··· Records provided ···

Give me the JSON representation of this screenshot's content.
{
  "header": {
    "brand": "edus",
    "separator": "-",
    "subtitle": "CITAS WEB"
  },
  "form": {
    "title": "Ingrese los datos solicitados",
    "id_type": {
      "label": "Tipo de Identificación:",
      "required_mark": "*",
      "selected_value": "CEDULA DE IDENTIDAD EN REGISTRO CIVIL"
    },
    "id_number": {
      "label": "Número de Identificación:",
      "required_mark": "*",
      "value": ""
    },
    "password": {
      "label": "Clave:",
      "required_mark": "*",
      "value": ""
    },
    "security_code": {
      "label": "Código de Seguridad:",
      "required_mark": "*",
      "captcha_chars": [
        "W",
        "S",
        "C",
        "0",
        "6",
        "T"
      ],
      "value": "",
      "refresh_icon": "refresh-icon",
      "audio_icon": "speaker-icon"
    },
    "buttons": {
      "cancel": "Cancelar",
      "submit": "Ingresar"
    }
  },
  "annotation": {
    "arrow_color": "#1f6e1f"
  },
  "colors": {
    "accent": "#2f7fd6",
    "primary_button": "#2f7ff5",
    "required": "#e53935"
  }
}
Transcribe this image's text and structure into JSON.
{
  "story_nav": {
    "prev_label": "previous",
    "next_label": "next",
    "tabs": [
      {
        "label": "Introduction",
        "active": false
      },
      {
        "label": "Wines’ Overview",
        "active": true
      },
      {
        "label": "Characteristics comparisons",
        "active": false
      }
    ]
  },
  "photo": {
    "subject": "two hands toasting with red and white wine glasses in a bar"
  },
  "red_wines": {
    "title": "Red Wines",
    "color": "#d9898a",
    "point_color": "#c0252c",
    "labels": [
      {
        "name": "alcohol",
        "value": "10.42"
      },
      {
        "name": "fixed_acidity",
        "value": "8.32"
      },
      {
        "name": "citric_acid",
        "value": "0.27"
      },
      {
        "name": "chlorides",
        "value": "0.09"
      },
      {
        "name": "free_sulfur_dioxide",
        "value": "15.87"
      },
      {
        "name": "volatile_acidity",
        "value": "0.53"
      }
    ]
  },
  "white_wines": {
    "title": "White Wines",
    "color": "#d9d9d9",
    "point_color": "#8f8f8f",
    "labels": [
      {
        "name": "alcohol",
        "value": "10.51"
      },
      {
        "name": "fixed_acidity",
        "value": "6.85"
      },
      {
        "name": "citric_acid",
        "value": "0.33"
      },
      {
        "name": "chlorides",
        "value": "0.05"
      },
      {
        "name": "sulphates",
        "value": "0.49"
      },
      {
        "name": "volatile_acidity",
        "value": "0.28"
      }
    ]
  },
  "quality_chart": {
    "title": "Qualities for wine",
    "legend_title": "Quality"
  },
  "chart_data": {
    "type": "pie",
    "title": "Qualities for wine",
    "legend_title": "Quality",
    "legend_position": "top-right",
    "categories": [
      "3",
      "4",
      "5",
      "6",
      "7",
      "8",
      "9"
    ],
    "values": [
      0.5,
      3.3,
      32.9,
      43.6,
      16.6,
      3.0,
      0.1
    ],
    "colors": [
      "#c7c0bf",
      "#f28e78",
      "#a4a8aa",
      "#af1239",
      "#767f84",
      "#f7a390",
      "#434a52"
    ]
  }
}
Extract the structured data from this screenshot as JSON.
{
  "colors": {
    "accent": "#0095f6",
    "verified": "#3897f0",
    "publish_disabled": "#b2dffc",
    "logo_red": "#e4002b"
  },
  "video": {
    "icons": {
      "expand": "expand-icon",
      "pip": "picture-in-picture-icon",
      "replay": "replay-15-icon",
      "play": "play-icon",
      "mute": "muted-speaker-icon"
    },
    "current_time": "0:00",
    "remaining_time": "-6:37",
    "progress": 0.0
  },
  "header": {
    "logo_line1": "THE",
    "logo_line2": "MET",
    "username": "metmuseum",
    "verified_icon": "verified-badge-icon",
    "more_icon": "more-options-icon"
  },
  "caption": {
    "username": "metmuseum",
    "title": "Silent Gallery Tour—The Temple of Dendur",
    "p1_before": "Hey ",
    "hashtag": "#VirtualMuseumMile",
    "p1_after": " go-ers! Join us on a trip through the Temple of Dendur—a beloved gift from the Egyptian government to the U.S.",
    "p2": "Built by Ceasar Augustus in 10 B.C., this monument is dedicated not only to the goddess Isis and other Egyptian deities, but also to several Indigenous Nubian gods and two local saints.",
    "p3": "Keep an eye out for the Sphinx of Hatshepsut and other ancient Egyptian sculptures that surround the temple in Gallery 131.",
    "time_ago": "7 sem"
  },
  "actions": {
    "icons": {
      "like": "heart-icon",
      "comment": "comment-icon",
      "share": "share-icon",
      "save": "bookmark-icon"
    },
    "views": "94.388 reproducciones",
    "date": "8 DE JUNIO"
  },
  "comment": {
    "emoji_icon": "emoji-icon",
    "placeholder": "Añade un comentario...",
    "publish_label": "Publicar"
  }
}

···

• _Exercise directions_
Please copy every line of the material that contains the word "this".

• _Task solution_
Give me the JSON representation of this screenshot's content.
Transcribe this image's text and structure into JSON.
Extract the structured data from this screenshot as JSON.
    "p2": "Built by Ceasar Augustus in 10 B.C., this monument is dedicated not only to the goddess Isis and other Egyptian deities, but also to several Indigenous Nubian gods and two local saints.",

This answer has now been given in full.